Berridge Junior School, Numeracy and Literacy are targeted, allowing learning objectives to remain reasonably consistent within each group. However, within these groups in order to match individual's needs, I have used a variety of teaching approaches and styles, for example, visual, auditory and kinaesthetic learning, open and closed tasks, short and long tasks, ICT, Clicker 5 and Widget, multi-cultural references and using coloured backgrounds for dyslexic comprehension. I have made myself familiar with IEPs to formulate my planning and with 'Quality First Teaching', incorporating inclusive classroom strategies such as 'timed targets' and giving pupils more time to complete work, wherever possible. (Q18, Q19, Q22)
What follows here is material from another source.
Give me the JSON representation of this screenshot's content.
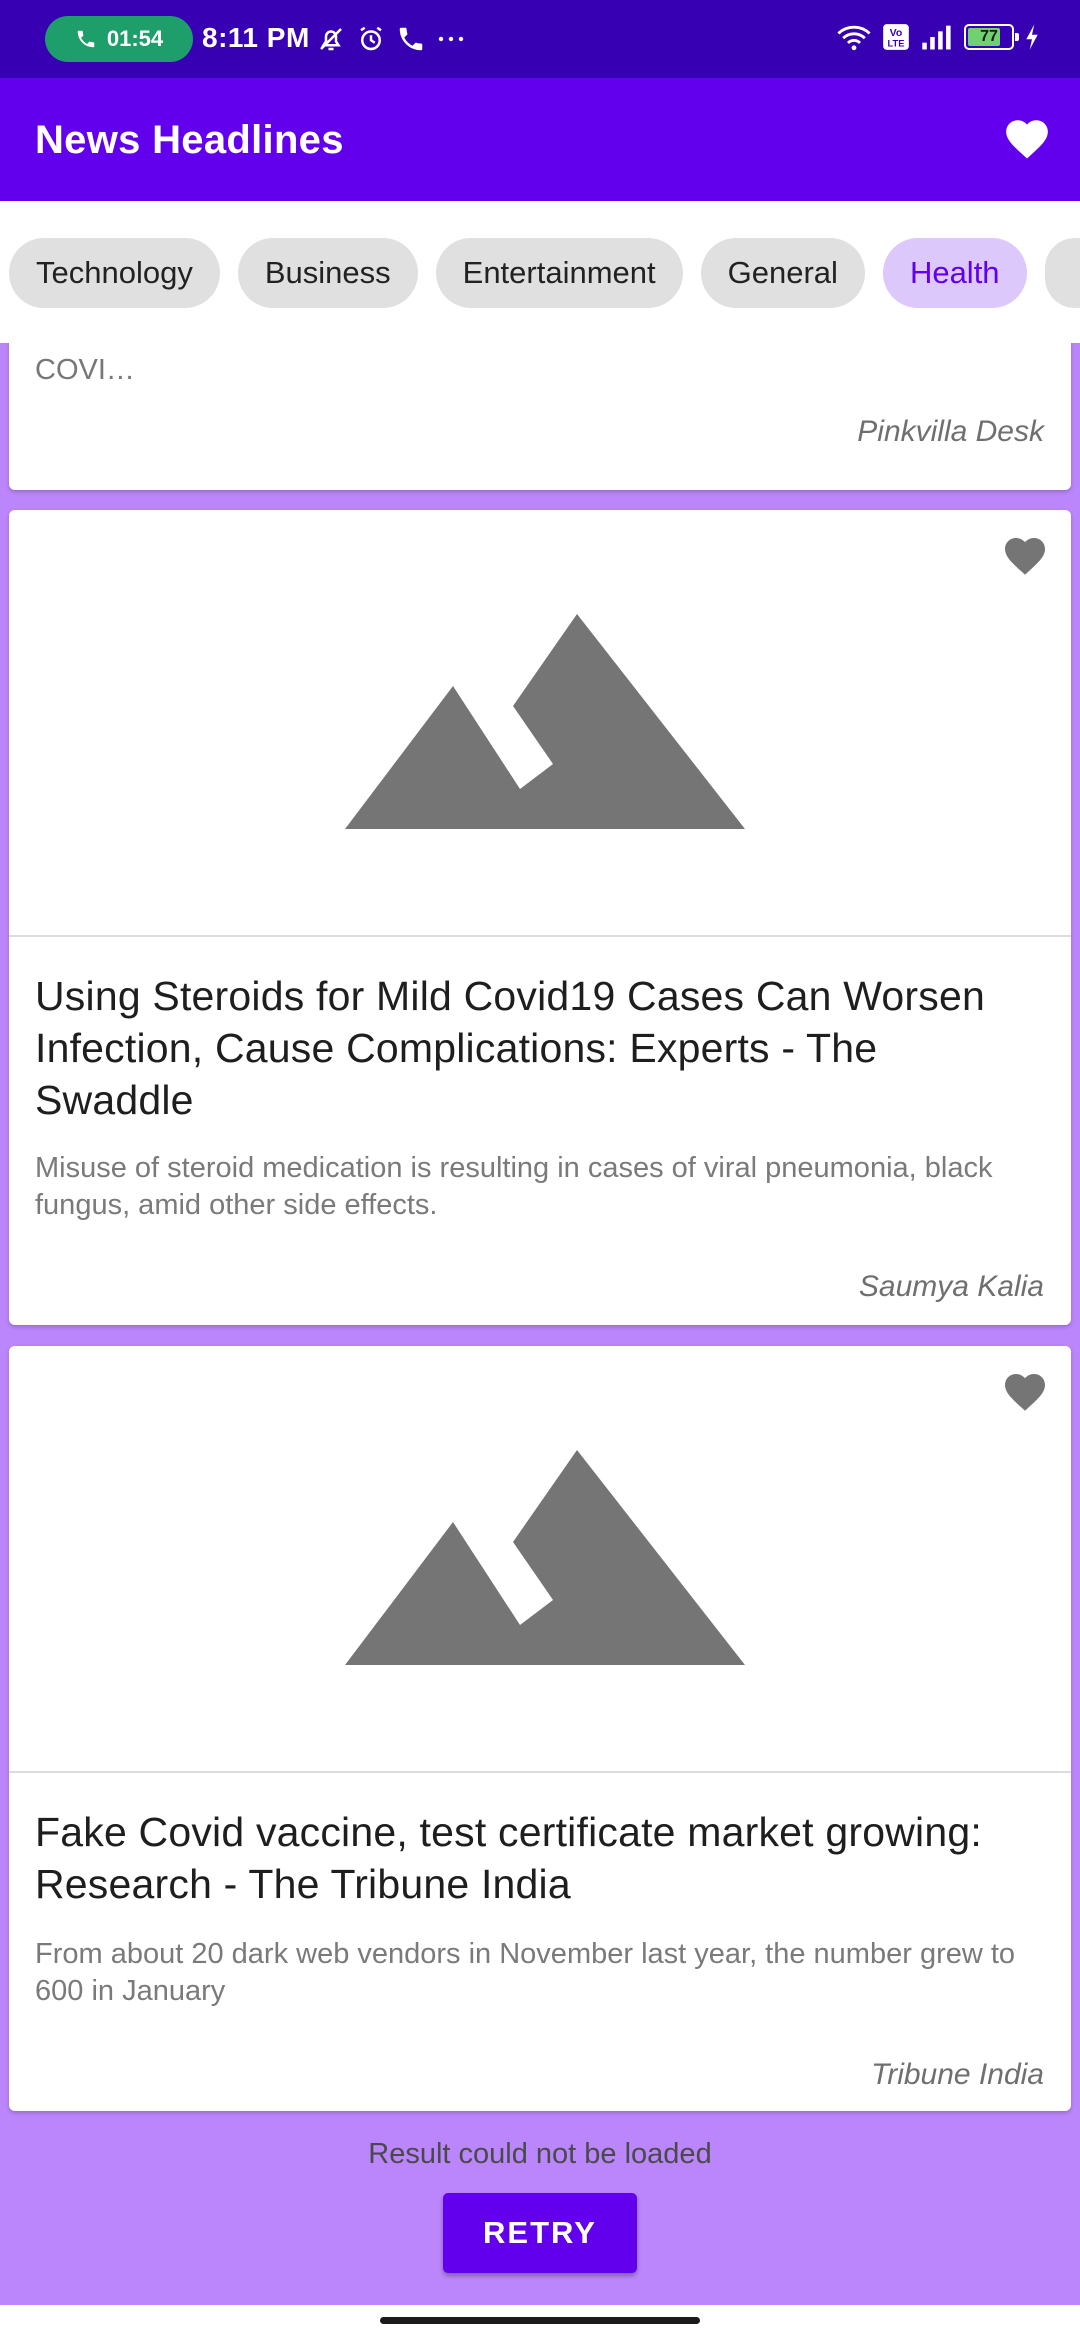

I have planned for utilisation of specialist TA help, respecting their depth of knowledge at all times whilst ensuring the TA has the support of the three inclusion principles and through AfL, have planned for personalised learning targets for future lessons. In addition to CPD research regarding specific areas of barriers to learning for some of the children I teach, I have called on the school's specialist SENCO, EMAG, PHSE and Behaviour Co-ordinators for advice on particular issues. I have also asked for advice from subject co-ordinators in relation to differentiation. (Q18, Q19, Q20)
Through being aware of, and taking time to find out about the range of developmental, social, religious, ethnic, cultural and linguistic influences which affect both positively and negatively on how children develop and progress, I have used my understanding of the effects these factors can have on a child's well-being, to recognise when they present themselves as barriers to learning, and use learned strategies to overcome them. With a knowledge of and implementing the whole-school ethos, policies, procedures and approaches and using evidence gained through communicating with the pupil and their parents/carers, I can to plan accurately for inclusion through differentiation. I am always diligent regarding the impact social factors may have on the children's learning, health, economic well-being and safety. I have brought to the attention of the Safe Guarding co-ordinator an issue I thought was of importance and I have set reward targets for children to arrive at school on time and go to bed at a good time! (Q18, Q19, Q20, Q22)
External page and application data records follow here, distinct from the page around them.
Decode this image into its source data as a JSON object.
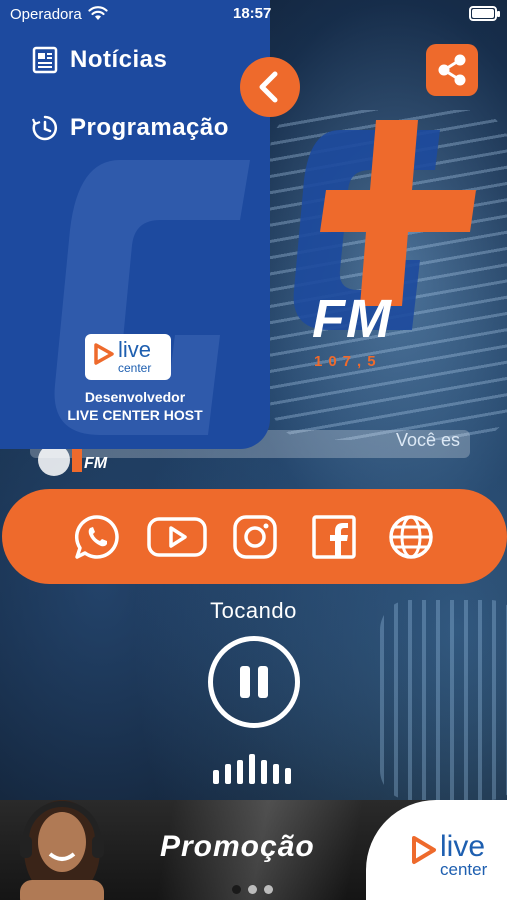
{
  "status_bar": {
    "carrier": "Operadora",
    "time": "18:57"
  },
  "drawer": {
    "menu": [
      {
        "label": "Notícias",
        "icon": "newspaper-icon"
      },
      {
        "label": "Programação",
        "icon": "clock-icon"
      }
    ],
    "developer_logo": {
      "live": "live",
      "center": "center"
    },
    "developer_title": "Desenvolvedor",
    "developer_name": "LIVE CENTER HOST"
  },
  "station": {
    "name": "FM",
    "frequency": "107,5"
  },
  "ticker": {
    "text": "Você es"
  },
  "social": [
    {
      "name": "whatsapp-icon"
    },
    {
      "name": "youtube-icon"
    },
    {
      "name": "instagram-icon"
    },
    {
      "name": "facebook-icon"
    },
    {
      "name": "globe-icon"
    }
  ],
  "player": {
    "status": "Tocando",
    "state": "playing"
  },
  "banner": {
    "promo": "Promoção",
    "logo_live": "live",
    "logo_center": "center",
    "page_index": 1,
    "page_count": 3
  },
  "colors": {
    "accent": "#ee6a2c",
    "drawer": "#1d4a9f",
    "brand_blue": "#1e5fb0"
  }
}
As a trainee teacher it is essential to be aware of my responsibilities arising from current legislation covering SEN and disability but above all, I must ensure that all children have a positive experience of school based on how they are helped with their learning, and how they achieve and participate fully in school life. (Q18, Q19, Q20, Q22)
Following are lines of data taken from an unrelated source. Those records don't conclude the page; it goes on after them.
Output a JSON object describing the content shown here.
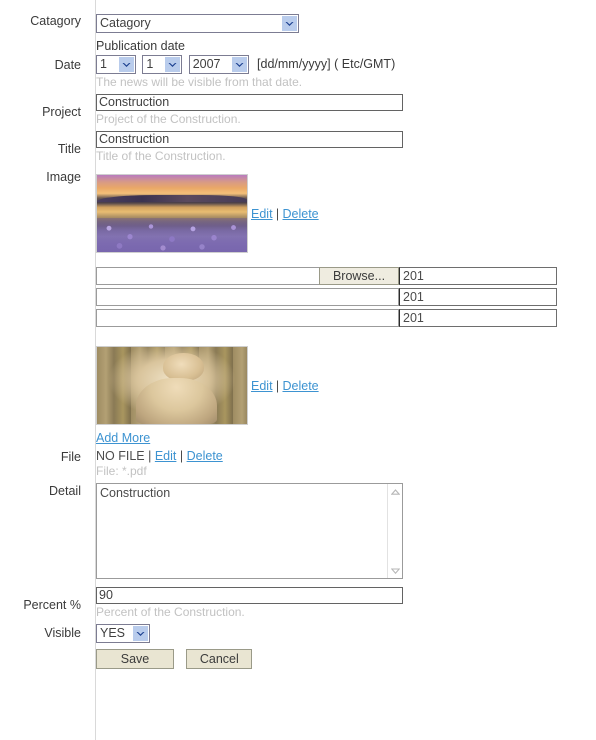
{
  "form": {
    "rows": {
      "category": {
        "label": "Catagory",
        "select_value": "Catagory"
      },
      "date": {
        "label": "Date",
        "title": "Publication date",
        "day": "1",
        "month": "1",
        "year": "2007",
        "format_note": "[dd/mm/yyyy] ( Etc/GMT)",
        "hint": "The news will be visible from that date."
      },
      "project": {
        "label": "Project",
        "value": "Construction",
        "hint": "Project of the Construction."
      },
      "title": {
        "label": "Title",
        "value": "Construction",
        "hint": "Title of the Construction."
      },
      "image": {
        "label": "Image",
        "first_thumb_alt": "sunset-lake-lupine-photo",
        "second_thumb_alt": "golden-portrait-photo",
        "edit_link": "Edit",
        "separator": "|",
        "delete_link": "Delete",
        "add_more_link": "Add More",
        "browse_button": "Browse...",
        "upload_field_value": "",
        "size_rows": [
          "201",
          "201",
          "201"
        ]
      },
      "file": {
        "label": "File",
        "status": "NO FILE",
        "separator": "|",
        "edit_link": "Edit",
        "delete_link": "Delete",
        "hint": "File: *.pdf"
      },
      "detail": {
        "label": "Detail",
        "value": "Construction"
      },
      "percent": {
        "label": "Percent %",
        "value": "90",
        "hint": "Percent of the Construction."
      },
      "visible": {
        "label": "Visible",
        "select_value": "YES"
      }
    },
    "actions": {
      "save": "Save",
      "cancel": "Cancel"
    }
  },
  "colors": {
    "link": "#3d93d1",
    "hint": "#c2c2c2",
    "button_bg": "#e9e5d2",
    "select_arrow_bg": "#b9ccec",
    "divider": "#d9d9d9"
  }
}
However, life is never quite that simple and the inclusion debate rages on within and without the school walls. Since the now well documented controversial u-turn by Baroness Warnock in 2005 after the closure of hundreds of specialist schools, claiming that inclusion and statements policies are not working and we are left with "a disastrous legacy" and adding, "Governments must come to recognise that, even if inclusion is an ideal for society in general, it may not always be an ideal for schools," begs me to question the success of inclusion. Although I applaud and completely uphold the gallant attempt to fight for the right of every child, no matter what their circumstances to reach their full potential in school, make a successful transition to adulthood and the world of further and higherÂ education, training or work, I cannot help but wonder if inclusion is realistically viable. Many parents of SEN children feel their children's needs are not being met. Richard Reiser, the director of Disability Equality in Education, claims, 'you need more resources, more training and a mandatory code of admissions.' (Independent on Sunday, 23 March 2006). Many teachers feel ill equipped and inadequately trained to truly meet the inclusive criteria and many SEN pupils themselves feel isolated and inadequate when placed in a mainstream environment.
Without huge investment, I can only see that 'inclusion' will simply become another word for mediocre. Are any individual's needs truly met (including mainstream)? Only time immersed in inclusion will answer this question for me.